This question is not actually a serious mathematical one. I have been reading Point Set Topology for a while, and turns out that there are various possible ways to define a topology. Most popular one is using open set axioms. Another one is using closure axioms, which was introduced by Kuratowski.

I am interested to know name of the researchers who had given the definition of topological spaces in the following ways:

  1. Definition through Open sets (The most popular one)
  2. Definition through neighbourhood system
  3. Definition through interior points

Thanks in advance.

  • $\begingroup$ Maybe HSM.SE is a more appropriate venue for this question? $\endgroup$ – YuiTo Cheng Mar 23 at 10:55
  • $\begingroup$ There is a book on these kind of questions : the Handbook of the History of General Topology", which answers all those questions (publisher link). Go find it in a good library. $\endgroup$ – Henno Brandsma Mar 24 at 6:25

From "The emergence of open sets, closed sets, and limit points in analysis and topology" [PDF], by Gregory H. Moore:

The idea of an open set in an abstract space (as opposed to n-dimensional Euclidean space, where the idea was due to Baire and Lebesgue) was originated by Felix Hausdorff in the context of his topological spaces. However, what Hausdorff called a topological space is a more specialized idea than what is now universally called a topological space. What he used as a primitive idea is “neighborhood of a point.” ... Immediately after giving his axioms for a topological space, Hausdorff defined what he meant by an “interior point” of a subset A of a topological space. Namely, x is an interior point of A if some neighborhood of x is a subset of A. And x was said to be a boundary point of A if x belongs to A but is not an interior point of A. Then a set A was defined to be an open set (“Gebiet”) if all of its points are interior points [1914, 214–215].

  • 3
    $\begingroup$ In the monumental General Topology by R. Engelking, at the end of many sections there is a "Historical Notes And Bibliography" citing original sources, which are assembled in a thorough index of references. $\endgroup$ – DanielWainfleet Mar 23 at 15:28

Your Answer

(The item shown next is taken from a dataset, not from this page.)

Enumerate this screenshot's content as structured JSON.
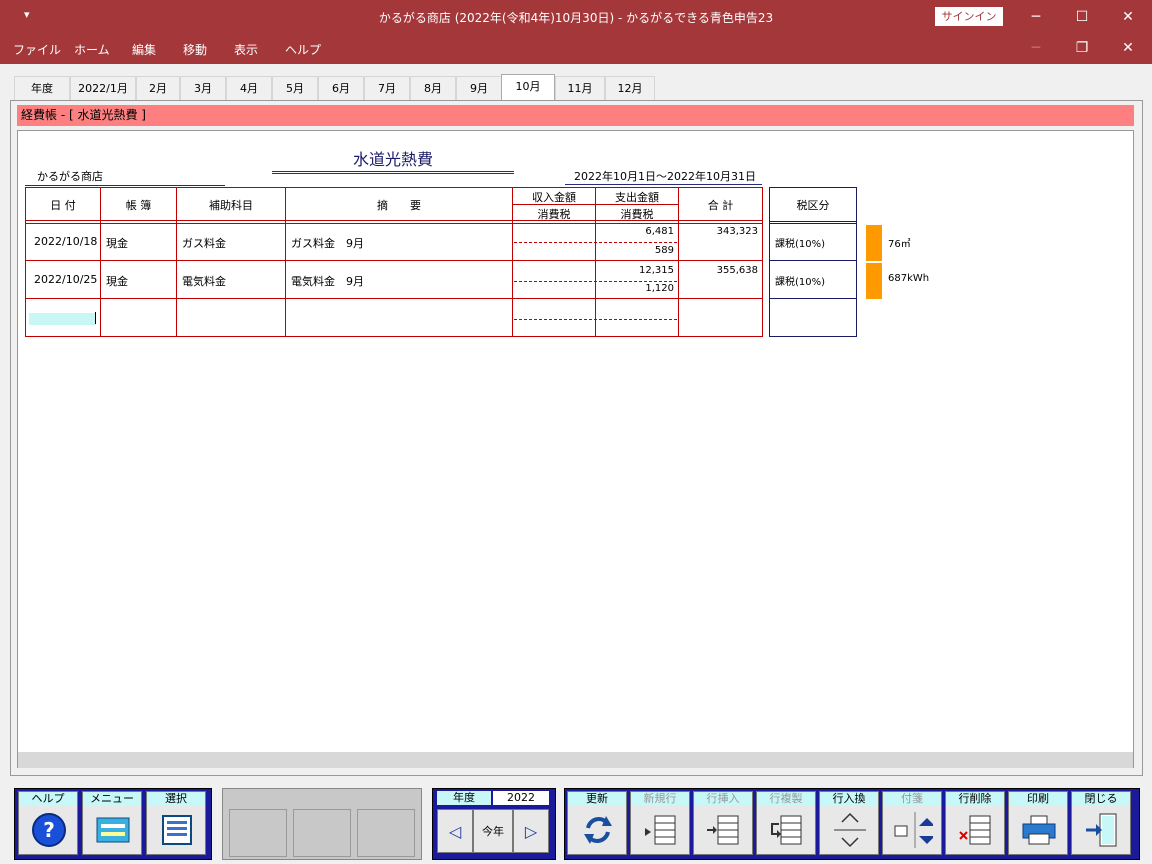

By clicking “Post Your Answer”, you agree to our terms of service, privacy policy and cookie policy

Not the answer you're looking for? Browse other questions tagged or ask your own question.